Telangana – 29th State of India
As the 29th youngest state of India, Telangana will be celebrating second anniversary of state formation day on June 2nd 2016. This Telugu speaking state was merged with Andhra Pradesh previously, but after the official bifurcation on 2nd June 2014, the state got separated along with 10 districts, to be called as Telangana. For the next 10 years, the city of Hyderabad will serve as the joint capital for both Telangana and Andhra Pradesh states. Basically the agitation for separate Telangana state started in 1969, continued for more than four decades, and eventually came to an end on 20th February 2014, when the Bill for separate state got cleared in both the houses of Parliament.
As the 12th largest state in India, Telangana has total area of 1.14 lakh Sq Km and shares the borders with others states – Karnataka, Maharastra, Andhra Pradesh, Chhattisgarh and Odhisha. It has population of 3,52,86,757 as per 2011 census, spreading across 10 districts including major cities like Warangal, Hyderabad, Nizamabad and Karimnagar. Hyderabad is the sixth largest among other metropolitan cities in India, having relatively large number of Telugu or Urdu speaking population. The state has diversified culture combining the customs and traditions from all places and religions. However, Batukamma festival and Lashkar Bonalu have great significance among Telangana people and were identified as the state festivals.
How Telangana got its name
It was said that the name Telangana is derived from the word Trilinga which refers to the region enclosed by the three lingas of shiva kshetras called Kaleshwaram, Draksharamam and Srisailam. There is also another myth associated with the name. The Nizams who ruled the place between 1724 to 1948 differentiated Telugu speaking region from the Marathi dominions of their kingdom and designated it as Telugu Angana, which gives the meaning ‘the place of Telugu speaking people’. As the time passed, the word gradually changed into Telangana.
The significance of Telangana Emblem
The Emblem of Telangana was adopted on 2nd June 2014, immediately after the formation of the new government headed by TRS party leader K. Chandrashekar Rao. Famous painter Laxman Aelay is the person responsible for this artistic work. The colour green was chosen for emblem, because it symbolizes prosperity, positive approach and abundance of greenery. The design contains two green circles with the words ‘Government of Telangana’ scripted in English, ‘Telangana Prabhutvam’ in Telugu and ‘Telangana Sarkar’ in Urdu languages. To demonstrate the true multicultural spirit of Telangana people, the symbols of ‘Kakatiya Thoranam’, and the majestic symbol of Charminar were also included in the design. The middle of the inner most circle contains the symbol of Sarnath Lion Capital with Sanskrit words ‘Satyameva Jayathe’ scripted right at the bottom.

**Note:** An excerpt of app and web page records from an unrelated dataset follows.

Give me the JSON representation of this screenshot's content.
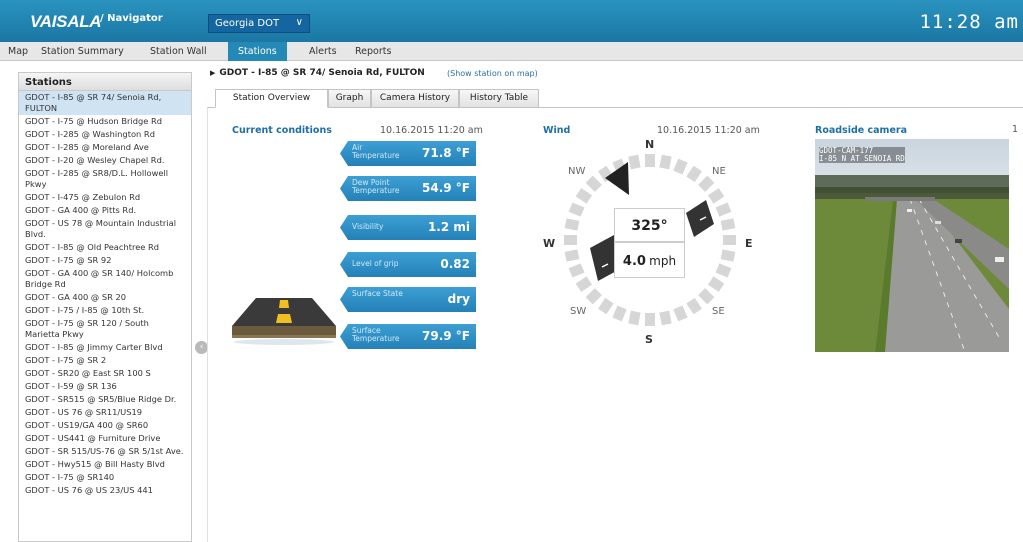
{
  "header": {
    "logo": "VAISALA",
    "app_name": "/ Navigator",
    "org_selected": "Georgia DOT",
    "clock": "11:28 am",
    "brand_color": "#1f86b3"
  },
  "tabs": [
    "Map",
    "Station Summary",
    "Station Wall",
    "Stations",
    "Alerts",
    "Reports"
  ],
  "active_tab": "Stations",
  "sidebar": {
    "title": "Stations",
    "items": [
      "GDOT - I-85 @ SR 74/ Senoia Rd, FULTON",
      "GDOT - I-75 @ Hudson Bridge Rd",
      "GDOT - I-285 @ Washington Rd",
      "GDOT - I-285 @ Moreland Ave",
      "GDOT - I-20 @ Wesley Chapel Rd.",
      "GDOT - I-285 @ SR8/D.L. Hollowell Pkwy",
      "GDOT - I-475 @ Zebulon Rd",
      "GDOT - GA 400 @ Pitts Rd.",
      "GDOT - US 78 @ Mountain Industrial Blvd.",
      "GDOT - I-85 @ Old Peachtree Rd",
      "GDOT - I-75 @ SR 92",
      "GDOT - GA 400 @ SR 140/ Holcomb Bridge Rd",
      "GDOT - GA 400 @ SR 20",
      "GDOT - I-75 / I-85 @ 10th St.",
      "GDOT - I-75 @ SR 120 / South Marietta Pkwy",
      "GDOT - I-85 @ Jimmy Carter Blvd",
      "GDOT - I-75 @ SR 2",
      "GDOT - SR20 @ East SR 100 S",
      "GDOT - I-59 @ SR 136",
      "GDOT - SR515 @ SR5/Blue Ridge Dr.",
      "GDOT - US 76 @ SR11/US19",
      "GDOT - US19/GA 400 @ SR60",
      "GDOT - US441 @ Furniture Drive",
      "GDOT - SR 515/US-76 @ SR 5/1st Ave.",
      "GDOT - Hwy515 @ Bill Hasty Blvd",
      "GDOT - I-75 @ SR140",
      "GDOT - US 76 @ US 23/US 441"
    ]
  },
  "station": {
    "name": "GDOT - I-85 @ SR 74/ Senoia Rd, FULTON",
    "show_on_map": "(Show station on map)"
  },
  "subtabs": [
    "Station Overview",
    "Graph",
    "Camera History",
    "History Table"
  ],
  "active_subtab": "Station Overview",
  "conditions": {
    "title": "Current conditions",
    "time": "10.16.2015 11:20 am",
    "items": [
      {
        "label": "Air Temperature",
        "value": "71.8 °F"
      },
      {
        "label": "Dew Point Temperature",
        "value": "54.9 °F"
      },
      {
        "label": "Visibility",
        "value": "1.2 mi"
      },
      {
        "label": "Level of grip",
        "value": "0.82"
      },
      {
        "label": "Surface State",
        "value": "dry"
      },
      {
        "label": "Surface Temperature",
        "value": "79.9 °F"
      }
    ]
  },
  "wind": {
    "title": "Wind",
    "time": "10.16.2015 11:20 am",
    "direction": "325°",
    "direction_degrees": 325,
    "speed": "4.0",
    "speed_unit": "mph",
    "compass": [
      "N",
      "NE",
      "E",
      "SE",
      "S",
      "SW",
      "W",
      "NW"
    ]
  },
  "camera": {
    "title": "Roadside camera",
    "overlay_line1": "GDOT-CAM-177",
    "overlay_line2": "I-85 N AT SENOIA RD",
    "partial_next": "1"
  }
}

The State icons of Telangana
Telangana has identified four new icons after its formation –
state bird — ‘Palapitta’ (Indian Roller or Blue Jay)
state animal — ‘Jinka’ (the deer)
state tree — ‘Jammi Chettu’ (Prosopis Cineraria)
state flower — ‘Tangedu’ (Tanner’s Cassia)
The reason for choosing them as icons is because they represent tradition and culture of Telangana people. Deer is chosen as state animal due to its historical significance in Indian epics and its wide spread presence in the forests of all Telangana districts. While ‘Tangedu’ flowers are associated with the telangana state festival Batukamma, the ‘Blue Jay’ and ‘Jammi Chettu’ has great importance in popular Hindu festival Dasara.